▶ [Exercise goal]:
Below are the records; copy out every line that holds the word "Compras".

▶ [Extracted data]:

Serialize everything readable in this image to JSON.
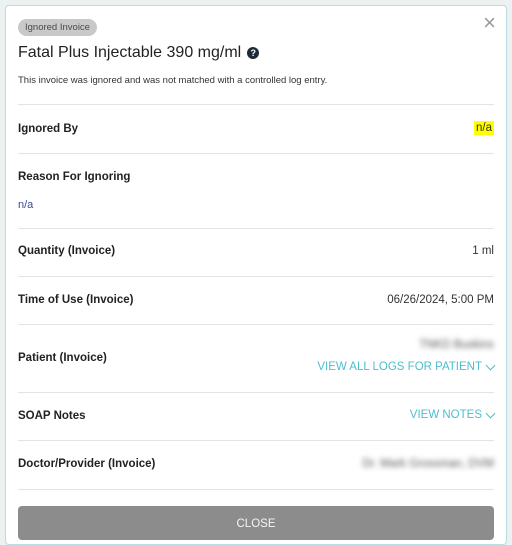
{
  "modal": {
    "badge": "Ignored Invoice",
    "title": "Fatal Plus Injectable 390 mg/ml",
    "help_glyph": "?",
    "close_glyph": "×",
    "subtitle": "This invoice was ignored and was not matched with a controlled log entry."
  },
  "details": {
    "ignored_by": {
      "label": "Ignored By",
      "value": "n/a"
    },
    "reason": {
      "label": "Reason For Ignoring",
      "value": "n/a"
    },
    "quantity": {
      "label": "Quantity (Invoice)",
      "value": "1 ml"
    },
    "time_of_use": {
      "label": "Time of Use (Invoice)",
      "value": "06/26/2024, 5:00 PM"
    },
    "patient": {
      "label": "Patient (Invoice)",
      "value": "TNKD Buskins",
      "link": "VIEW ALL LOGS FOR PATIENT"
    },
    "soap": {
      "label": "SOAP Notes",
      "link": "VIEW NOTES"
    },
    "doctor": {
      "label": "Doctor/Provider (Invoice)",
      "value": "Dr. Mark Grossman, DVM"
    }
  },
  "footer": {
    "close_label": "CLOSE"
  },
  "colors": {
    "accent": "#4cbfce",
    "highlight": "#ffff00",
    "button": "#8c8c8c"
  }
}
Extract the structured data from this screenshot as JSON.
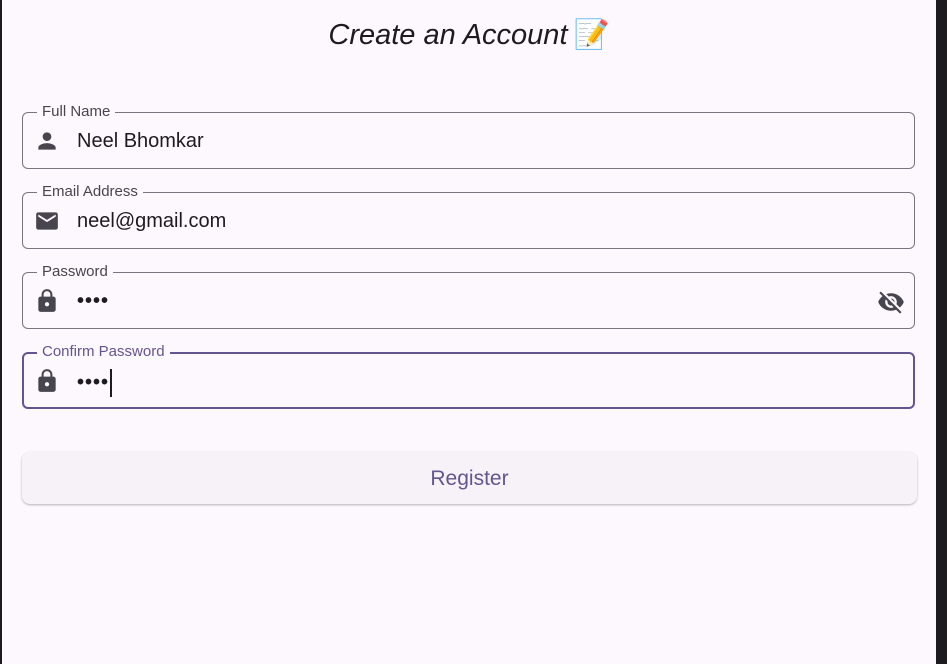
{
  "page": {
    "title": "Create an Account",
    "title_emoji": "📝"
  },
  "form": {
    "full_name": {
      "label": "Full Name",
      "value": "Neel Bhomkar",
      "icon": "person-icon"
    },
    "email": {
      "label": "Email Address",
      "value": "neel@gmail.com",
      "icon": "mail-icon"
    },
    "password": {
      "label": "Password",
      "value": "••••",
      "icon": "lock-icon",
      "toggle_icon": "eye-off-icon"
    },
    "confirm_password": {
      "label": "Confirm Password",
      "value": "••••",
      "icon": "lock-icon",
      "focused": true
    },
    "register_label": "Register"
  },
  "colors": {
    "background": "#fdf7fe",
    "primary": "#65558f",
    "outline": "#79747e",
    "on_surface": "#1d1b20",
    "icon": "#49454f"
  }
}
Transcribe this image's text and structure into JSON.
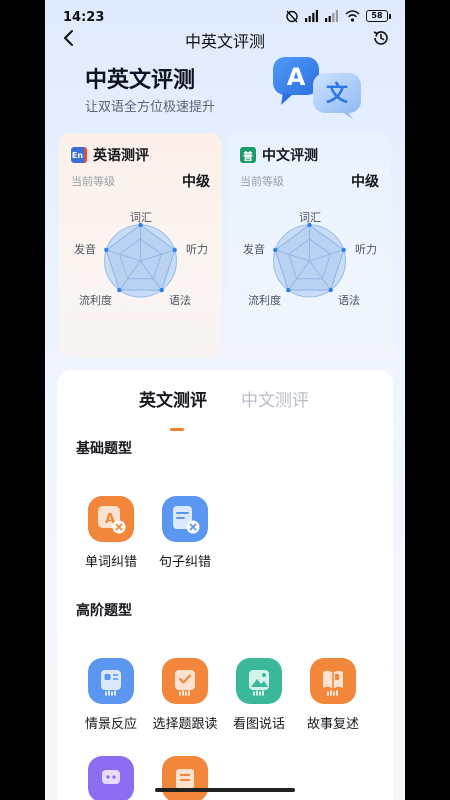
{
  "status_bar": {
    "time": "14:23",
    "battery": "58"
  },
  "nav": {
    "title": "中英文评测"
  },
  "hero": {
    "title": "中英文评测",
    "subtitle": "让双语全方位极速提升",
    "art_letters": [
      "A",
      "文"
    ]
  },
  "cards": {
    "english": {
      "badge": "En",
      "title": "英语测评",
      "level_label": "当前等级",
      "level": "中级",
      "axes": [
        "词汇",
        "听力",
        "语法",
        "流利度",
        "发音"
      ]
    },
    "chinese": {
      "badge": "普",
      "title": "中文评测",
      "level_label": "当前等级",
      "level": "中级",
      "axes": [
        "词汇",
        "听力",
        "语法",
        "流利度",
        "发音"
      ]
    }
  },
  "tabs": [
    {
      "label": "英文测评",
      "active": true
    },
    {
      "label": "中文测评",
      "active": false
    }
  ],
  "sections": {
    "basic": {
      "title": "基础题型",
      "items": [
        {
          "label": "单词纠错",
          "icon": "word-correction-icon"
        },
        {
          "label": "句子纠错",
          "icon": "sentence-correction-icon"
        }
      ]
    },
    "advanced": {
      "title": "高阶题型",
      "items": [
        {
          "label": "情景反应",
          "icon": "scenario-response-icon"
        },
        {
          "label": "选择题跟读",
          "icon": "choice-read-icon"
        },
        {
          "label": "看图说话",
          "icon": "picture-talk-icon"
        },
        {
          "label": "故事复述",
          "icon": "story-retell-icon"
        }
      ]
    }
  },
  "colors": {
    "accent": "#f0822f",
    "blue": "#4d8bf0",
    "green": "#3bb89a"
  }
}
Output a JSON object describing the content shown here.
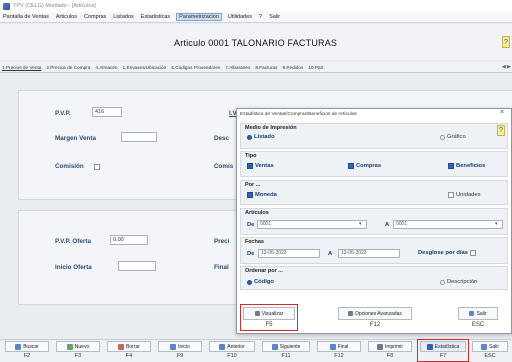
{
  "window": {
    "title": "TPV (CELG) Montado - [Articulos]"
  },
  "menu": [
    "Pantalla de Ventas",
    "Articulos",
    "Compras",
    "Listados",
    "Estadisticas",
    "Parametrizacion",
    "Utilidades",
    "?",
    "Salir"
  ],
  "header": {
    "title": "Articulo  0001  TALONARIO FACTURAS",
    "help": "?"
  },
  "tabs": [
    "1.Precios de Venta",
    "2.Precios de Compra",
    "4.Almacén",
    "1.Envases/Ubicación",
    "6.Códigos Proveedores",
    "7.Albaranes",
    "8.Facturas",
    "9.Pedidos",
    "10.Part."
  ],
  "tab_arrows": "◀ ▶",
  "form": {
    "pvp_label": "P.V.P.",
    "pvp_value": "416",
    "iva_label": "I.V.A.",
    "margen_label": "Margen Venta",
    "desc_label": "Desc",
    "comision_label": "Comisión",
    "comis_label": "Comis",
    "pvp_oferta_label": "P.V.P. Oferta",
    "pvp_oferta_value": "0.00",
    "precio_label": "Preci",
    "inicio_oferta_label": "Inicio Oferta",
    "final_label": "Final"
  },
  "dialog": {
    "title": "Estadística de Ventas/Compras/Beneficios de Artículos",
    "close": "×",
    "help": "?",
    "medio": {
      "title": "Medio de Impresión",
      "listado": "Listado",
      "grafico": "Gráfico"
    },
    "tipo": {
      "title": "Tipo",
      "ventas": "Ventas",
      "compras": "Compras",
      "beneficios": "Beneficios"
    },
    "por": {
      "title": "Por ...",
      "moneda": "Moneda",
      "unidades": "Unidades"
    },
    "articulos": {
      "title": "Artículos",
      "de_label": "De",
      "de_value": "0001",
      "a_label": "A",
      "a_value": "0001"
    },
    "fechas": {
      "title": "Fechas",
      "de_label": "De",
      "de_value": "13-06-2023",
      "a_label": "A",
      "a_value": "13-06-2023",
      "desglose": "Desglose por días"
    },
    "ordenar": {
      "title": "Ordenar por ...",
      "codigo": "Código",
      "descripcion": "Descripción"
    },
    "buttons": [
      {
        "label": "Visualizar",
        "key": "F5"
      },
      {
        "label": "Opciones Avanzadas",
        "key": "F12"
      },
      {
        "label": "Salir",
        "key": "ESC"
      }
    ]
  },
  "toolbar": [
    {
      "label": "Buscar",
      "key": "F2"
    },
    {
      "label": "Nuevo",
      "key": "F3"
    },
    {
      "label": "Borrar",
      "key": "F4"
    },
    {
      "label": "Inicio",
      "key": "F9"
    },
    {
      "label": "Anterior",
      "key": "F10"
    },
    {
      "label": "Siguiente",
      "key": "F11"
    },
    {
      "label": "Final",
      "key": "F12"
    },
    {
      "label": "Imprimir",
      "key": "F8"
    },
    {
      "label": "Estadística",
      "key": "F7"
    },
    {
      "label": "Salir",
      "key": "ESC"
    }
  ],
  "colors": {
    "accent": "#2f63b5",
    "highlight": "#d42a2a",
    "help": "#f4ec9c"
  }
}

▶ [Solved exercise]:
    "Compras",
    "title": "Estadística de Ventas/Compras/Beneficios de Artículos",
      "compras": "Compras",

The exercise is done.